Copyright © 2016 Albuquerque Journal
In the weeks prior to the late October shooting death of Albuquerque police officer Daniel Webster, federal agents investigating drug and gun trafficking bought heroin and a revolver from the man suspected of killing Webster.
According to federal court records, undercover agents working for the Bureau of Alcohol, Tobacco, Firearms and Explosives purchased heroin from Davon Lymon, 36, in mid-September. In early October, the agents bought more heroin and a revolver from Lymon, who had spent more than 10 years in state prison on a variety of charges, including voluntary manslaughter.
Although he theoretically could have been taken into custody in either of the transactions, Lymon wasn’t formally charged in the federal undercover investigation until early December – weeks after Webster had succumbed to his wounds suffered when he was shot during a felony traffic stop on East Central on the evening of Oct. 21.
Lymon allegedly had taken a 17-year-old girl to buy heroin that night and she was riding with him on a motorcycle when Webster pulled them over about 8 p.m. near Eubank and Central because a check on the motorcycle license plate showed it was stolen.
According to federal court records, Webster was handcuffing Lymon when Lymon complained of a shoulder injury. While Webster tried to handcuff Lymon to the motorcycle, Lymon pulled out a handgun and shot Webster multiple times.
Lymon then ran away, leading to an extensive police search ending with his arrest.
Lymon has not yet been formally charged with murder in Webster’s death because APD has not sent a completed case file to the district attorney, prosecutors said.
Instead, federal authorities took him into custody for being a felon in possession of a firearm that was used to shoot Webster and he has been held without bond.
He was later charged with selling heroin to undercover officers on Sept. 11, 2015, and again on Oct. 2, 2015.
A federal indictment also alleges that on Oct. 2, undercover agents purchased a .22-caliber revolver from Lymon, according to the indictment.
The indictment also makes forfeiture allegations seeking $6,500 from Lymon as the amount of money he received for selling undercover agents the heroin and the pistol.
Some media reports, quoting a legal document filed by Lymon’s attorneys, reported that the undercover operation was run by the Albuquerque Police Department.
Lymon’s attorneys in the federal cases, Marc Robert and Kari Converse, filed an amended motion attributing the undercover purchases of heroin and a revolver in September and October to an undercover ATF agent.

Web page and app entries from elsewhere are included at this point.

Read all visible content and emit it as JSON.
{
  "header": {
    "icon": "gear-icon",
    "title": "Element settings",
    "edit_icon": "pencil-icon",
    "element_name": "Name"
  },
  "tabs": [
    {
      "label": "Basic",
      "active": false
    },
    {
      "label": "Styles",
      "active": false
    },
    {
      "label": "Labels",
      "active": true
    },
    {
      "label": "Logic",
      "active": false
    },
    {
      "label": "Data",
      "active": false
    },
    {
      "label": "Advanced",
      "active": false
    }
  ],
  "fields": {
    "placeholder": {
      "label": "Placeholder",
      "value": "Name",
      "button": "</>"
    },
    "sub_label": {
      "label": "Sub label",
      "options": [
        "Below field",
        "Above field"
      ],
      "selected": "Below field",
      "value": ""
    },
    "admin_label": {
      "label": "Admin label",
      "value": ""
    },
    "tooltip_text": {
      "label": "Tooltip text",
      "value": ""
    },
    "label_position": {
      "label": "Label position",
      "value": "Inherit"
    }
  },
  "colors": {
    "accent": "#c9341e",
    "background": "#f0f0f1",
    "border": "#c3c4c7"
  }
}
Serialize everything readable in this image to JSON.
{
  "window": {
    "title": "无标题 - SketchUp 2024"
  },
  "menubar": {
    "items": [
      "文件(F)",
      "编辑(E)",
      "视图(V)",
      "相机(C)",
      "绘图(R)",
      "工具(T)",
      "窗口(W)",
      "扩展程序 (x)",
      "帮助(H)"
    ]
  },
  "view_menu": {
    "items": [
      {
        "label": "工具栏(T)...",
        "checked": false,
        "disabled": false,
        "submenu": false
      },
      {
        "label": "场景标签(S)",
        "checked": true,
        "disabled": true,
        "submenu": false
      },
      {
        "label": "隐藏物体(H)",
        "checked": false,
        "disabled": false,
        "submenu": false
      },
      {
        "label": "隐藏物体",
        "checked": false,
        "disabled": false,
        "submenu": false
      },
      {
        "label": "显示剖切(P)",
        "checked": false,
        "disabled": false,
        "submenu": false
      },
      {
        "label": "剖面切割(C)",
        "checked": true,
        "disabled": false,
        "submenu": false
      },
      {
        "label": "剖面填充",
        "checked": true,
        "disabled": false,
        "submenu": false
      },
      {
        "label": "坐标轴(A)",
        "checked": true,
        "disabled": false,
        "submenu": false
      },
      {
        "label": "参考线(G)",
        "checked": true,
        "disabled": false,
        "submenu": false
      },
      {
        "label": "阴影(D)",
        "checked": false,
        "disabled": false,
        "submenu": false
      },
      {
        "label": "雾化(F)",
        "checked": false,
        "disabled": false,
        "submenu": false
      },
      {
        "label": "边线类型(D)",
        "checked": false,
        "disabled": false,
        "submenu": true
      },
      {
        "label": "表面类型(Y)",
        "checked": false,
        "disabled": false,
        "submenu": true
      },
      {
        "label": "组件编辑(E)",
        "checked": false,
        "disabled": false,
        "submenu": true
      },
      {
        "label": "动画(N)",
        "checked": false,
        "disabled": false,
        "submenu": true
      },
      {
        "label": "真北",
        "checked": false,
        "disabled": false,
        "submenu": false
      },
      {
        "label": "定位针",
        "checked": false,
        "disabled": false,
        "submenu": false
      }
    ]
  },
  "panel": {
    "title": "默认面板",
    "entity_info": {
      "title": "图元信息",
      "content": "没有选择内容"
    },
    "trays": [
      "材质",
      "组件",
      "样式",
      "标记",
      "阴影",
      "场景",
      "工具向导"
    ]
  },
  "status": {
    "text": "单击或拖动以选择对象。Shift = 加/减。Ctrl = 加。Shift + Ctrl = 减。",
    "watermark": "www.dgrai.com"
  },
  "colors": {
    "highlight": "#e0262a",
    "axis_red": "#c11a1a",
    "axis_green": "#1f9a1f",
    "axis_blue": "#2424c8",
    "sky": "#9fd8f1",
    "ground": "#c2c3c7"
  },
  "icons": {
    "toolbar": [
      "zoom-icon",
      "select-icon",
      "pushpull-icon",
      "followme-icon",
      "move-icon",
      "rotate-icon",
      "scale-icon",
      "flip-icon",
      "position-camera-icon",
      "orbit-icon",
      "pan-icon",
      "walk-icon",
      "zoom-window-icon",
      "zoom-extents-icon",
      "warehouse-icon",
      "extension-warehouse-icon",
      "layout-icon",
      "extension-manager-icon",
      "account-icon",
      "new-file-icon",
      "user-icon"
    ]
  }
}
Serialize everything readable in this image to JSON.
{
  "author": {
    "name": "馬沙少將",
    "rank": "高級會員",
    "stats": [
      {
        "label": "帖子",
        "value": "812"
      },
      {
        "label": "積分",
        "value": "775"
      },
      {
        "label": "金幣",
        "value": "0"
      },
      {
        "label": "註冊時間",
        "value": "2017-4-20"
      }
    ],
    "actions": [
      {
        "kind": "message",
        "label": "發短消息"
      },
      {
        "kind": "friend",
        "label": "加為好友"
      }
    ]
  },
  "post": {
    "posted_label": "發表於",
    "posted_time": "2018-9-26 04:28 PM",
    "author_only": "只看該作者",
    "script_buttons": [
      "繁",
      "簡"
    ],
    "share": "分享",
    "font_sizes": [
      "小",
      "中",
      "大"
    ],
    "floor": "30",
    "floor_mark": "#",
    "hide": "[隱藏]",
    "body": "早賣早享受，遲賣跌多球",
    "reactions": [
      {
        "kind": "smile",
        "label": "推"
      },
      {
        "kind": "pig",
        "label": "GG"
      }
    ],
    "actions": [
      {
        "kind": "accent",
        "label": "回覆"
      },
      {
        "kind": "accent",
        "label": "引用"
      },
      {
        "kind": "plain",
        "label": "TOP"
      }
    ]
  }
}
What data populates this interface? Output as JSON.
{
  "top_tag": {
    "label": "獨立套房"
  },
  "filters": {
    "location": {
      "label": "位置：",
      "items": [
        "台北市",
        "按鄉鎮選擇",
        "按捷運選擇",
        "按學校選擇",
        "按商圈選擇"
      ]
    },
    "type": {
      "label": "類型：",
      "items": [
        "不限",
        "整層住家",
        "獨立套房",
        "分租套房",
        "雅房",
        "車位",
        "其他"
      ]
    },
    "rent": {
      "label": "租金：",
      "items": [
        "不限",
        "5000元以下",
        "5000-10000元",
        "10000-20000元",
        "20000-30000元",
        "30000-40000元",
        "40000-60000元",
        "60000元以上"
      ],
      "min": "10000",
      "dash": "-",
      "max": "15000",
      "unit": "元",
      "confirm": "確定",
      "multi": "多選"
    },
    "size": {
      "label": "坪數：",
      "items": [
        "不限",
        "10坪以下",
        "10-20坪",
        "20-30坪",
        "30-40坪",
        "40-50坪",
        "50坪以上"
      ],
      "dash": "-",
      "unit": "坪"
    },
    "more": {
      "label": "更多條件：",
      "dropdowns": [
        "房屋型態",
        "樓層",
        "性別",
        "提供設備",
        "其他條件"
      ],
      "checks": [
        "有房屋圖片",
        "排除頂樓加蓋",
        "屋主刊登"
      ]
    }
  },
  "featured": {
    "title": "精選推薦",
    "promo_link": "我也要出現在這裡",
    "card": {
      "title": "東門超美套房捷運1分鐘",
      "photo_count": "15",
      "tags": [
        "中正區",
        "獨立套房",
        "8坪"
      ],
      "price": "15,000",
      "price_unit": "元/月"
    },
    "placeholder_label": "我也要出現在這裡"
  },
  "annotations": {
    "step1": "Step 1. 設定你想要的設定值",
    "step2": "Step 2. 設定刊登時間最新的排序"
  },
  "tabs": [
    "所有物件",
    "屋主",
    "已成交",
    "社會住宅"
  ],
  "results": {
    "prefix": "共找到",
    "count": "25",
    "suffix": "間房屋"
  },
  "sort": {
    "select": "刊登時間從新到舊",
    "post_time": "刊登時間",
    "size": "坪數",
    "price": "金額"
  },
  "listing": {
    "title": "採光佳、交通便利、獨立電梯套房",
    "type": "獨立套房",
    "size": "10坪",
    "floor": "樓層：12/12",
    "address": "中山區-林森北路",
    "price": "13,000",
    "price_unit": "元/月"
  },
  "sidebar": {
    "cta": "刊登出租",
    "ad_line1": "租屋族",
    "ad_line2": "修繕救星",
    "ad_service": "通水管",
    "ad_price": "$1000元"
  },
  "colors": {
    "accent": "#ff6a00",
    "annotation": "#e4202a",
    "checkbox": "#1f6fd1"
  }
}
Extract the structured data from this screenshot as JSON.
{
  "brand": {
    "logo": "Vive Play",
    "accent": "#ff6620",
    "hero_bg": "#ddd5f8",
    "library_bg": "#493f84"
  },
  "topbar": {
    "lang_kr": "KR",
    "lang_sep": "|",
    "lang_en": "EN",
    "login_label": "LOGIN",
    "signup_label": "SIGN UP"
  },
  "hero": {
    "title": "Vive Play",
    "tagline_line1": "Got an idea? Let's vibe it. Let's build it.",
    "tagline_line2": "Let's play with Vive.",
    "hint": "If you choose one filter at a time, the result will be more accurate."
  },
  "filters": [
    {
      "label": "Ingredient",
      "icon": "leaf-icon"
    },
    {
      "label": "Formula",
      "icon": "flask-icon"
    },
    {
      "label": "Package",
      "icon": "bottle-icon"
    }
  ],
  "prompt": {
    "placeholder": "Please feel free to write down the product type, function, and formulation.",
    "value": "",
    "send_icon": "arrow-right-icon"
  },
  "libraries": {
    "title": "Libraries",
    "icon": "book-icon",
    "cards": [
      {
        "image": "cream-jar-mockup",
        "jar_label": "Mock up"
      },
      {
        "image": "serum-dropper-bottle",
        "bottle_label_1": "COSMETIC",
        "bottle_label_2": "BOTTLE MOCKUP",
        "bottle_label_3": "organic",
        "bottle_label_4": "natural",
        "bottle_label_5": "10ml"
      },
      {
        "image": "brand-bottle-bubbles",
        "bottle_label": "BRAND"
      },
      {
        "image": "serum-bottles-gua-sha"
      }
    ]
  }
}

Assistant U.S. Attorney Elizabeth Martinez said in a statement Friday afternoon, “The Albuquerque Police Department did not have a role in developing the investigative strategy or supervising the investigation of the heroin case.”
Martinez said ATF conducted the undercover investigation.
She said she couldn’t make any other comment about the case.
Lymon has not been indicted in connection with Webster’s death.
District Attorney’s spokeswoman Kayla Anderson said, “We have not yet received a completed case from APD.”
The undercover purchases by federal agents weren’t the only opportunities to get Lymon off the street.
Last May, Bernalillo County Sheriff’s deputies swore out a criminal complaint in an unrelated case charging Lymon with possession of a firearm by a felon and embezzlement over $500 but less than $2,500.
The complaint states that Lymon borrowed a gun from Jeff Gonzales of 9000 Veranda NE to go target shooting.
Lymon refused to return the .45-caliber pistol despite repeated telephone calls from Gonzales. Deputies found another witness to confirm Gonzales’ story.
Lymon was arrested on the charges on July 17 and the District Attorney’s Office dismissed the case on July 24.
DA’s spokeswoman Anderson said, “That case was dismissed by the State due to insufficient evidence, based on the lack of a gun being located.”
Anderson said the case was forwarded to the U.S. Attorney’s Office for review.
The U.S. Attorney’s Office obtained a grand jury indictment in November against Lymon for being a felon in possession of the .45-caliber pistol taken from Gonzales and being in possession of a stolen firearm.
Prior to the July arrest Lymon was charged in the beating of a man outside the Downtown Knockouts Gentleman’s Club in December 2014.
According to the criminal complaint, one video showed the victim in the case, Jose Macias, in a fight with bouncers from the strip club. A second video showed Lymon attacking Macias.
Felony charges were filed against Lymon and others but then dismissed because of discovery problems — turning over evidence to defense attorneys.
A video of the incident circulated on social media.
Earlier this year, District Attorney Kari Brandenburg blamed the New Mexico Supreme Court and its new speedy trial rules, which she says have forced prosecutors to voluntarily dismiss cases based on “technicalities.”
Misdemeanor charges stemming from the strip club incident were refiled a few months later but again dismissed by the District Attorney’s Office after the Webster shooting. Those charges could be refiled.